>>>
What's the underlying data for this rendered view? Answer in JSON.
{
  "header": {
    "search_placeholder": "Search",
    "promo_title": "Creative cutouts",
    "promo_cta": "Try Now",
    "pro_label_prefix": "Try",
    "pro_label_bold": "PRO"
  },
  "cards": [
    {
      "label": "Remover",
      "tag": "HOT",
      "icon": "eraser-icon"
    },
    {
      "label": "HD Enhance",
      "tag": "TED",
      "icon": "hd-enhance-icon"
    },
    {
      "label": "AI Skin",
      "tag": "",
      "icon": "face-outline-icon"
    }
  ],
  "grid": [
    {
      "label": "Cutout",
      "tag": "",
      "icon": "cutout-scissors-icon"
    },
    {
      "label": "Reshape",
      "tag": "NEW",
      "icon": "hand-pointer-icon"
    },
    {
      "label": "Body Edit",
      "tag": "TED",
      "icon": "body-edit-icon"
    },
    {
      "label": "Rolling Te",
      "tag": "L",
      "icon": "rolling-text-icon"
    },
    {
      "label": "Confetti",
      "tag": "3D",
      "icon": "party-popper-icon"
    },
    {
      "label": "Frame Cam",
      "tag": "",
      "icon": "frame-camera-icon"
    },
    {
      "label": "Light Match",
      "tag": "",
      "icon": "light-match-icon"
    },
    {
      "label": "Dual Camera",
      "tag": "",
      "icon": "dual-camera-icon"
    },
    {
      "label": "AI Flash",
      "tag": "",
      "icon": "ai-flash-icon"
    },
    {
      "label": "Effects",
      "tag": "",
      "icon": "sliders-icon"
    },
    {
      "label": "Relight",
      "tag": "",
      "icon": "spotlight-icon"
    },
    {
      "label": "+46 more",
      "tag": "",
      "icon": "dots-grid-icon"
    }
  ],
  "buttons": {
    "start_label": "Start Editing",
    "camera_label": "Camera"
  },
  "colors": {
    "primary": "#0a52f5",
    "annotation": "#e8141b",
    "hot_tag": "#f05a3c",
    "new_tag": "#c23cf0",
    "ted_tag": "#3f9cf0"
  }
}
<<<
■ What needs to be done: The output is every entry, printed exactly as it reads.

■ Answer to this task:
What's the underlying data for this rendered view? Answer in JSON.
{
  "header": {
    "search_placeholder": "Search",
    "promo_title": "Creative cutouts",
    "promo_cta": "Try Now",
    "pro_label_prefix": "Try",
    "pro_label_bold": "PRO"
  },
  "cards": [
    {
      "label": "Remover",
      "tag": "HOT",
      "icon": "eraser-icon"
    },
    {
      "label": "HD Enhance",
      "tag": "TED",
      "icon": "hd-enhance-icon"
    },
    {
      "label": "AI Skin",
      "tag": "",
      "icon": "face-outline-icon"
    }
  ],
  "grid": [
    {
      "label": "Cutout",
      "tag": "",
      "icon": "cutout-scissors-icon"
    },
    {
      "label": "Reshape",
      "tag": "NEW",
      "icon": "hand-pointer-icon"
    },
    {
      "label": "Body Edit",
      "tag": "TED",
      "icon": "body-edit-icon"
    },
    {
      "label": "Rolling Te",
      "tag": "L",
      "icon": "rolling-text-icon"
    },
    {
      "label": "Confetti",
      "tag": "3D",
      "icon": "party-popper-icon"
    },
    {
      "label": "Frame Cam",
      "tag": "",
      "icon": "frame-camera-icon"
    },
    {
      "label": "Light Match",
      "tag": "",
      "icon": "light-match-icon"
    },
    {
      "label": "Dual Camera",
      "tag": "",
      "icon": "dual-camera-icon"
    },
    {
      "label": "AI Flash",
      "tag": "",
      "icon": "ai-flash-icon"
    },
    {
      "label": "Effects",
      "tag": "",
      "icon": "sliders-icon"
    },
    {
      "label": "Relight",
      "tag": "",
      "icon": "spotlight-icon"
    },
    {
      "label": "+46 more",
      "tag": "",
      "icon": "dots-grid-icon"
    }
  ],
  "buttons": {
    "start_label": "Start Editing",
    "camera_label": "Camera"
  },
  "colors": {
    "primary": "#0a52f5",
    "annotation": "#e8141b",
    "hot_tag": "#f05a3c",
    "new_tag": "#c23cf0",
    "ted_tag": "#3f9cf0"
  }
}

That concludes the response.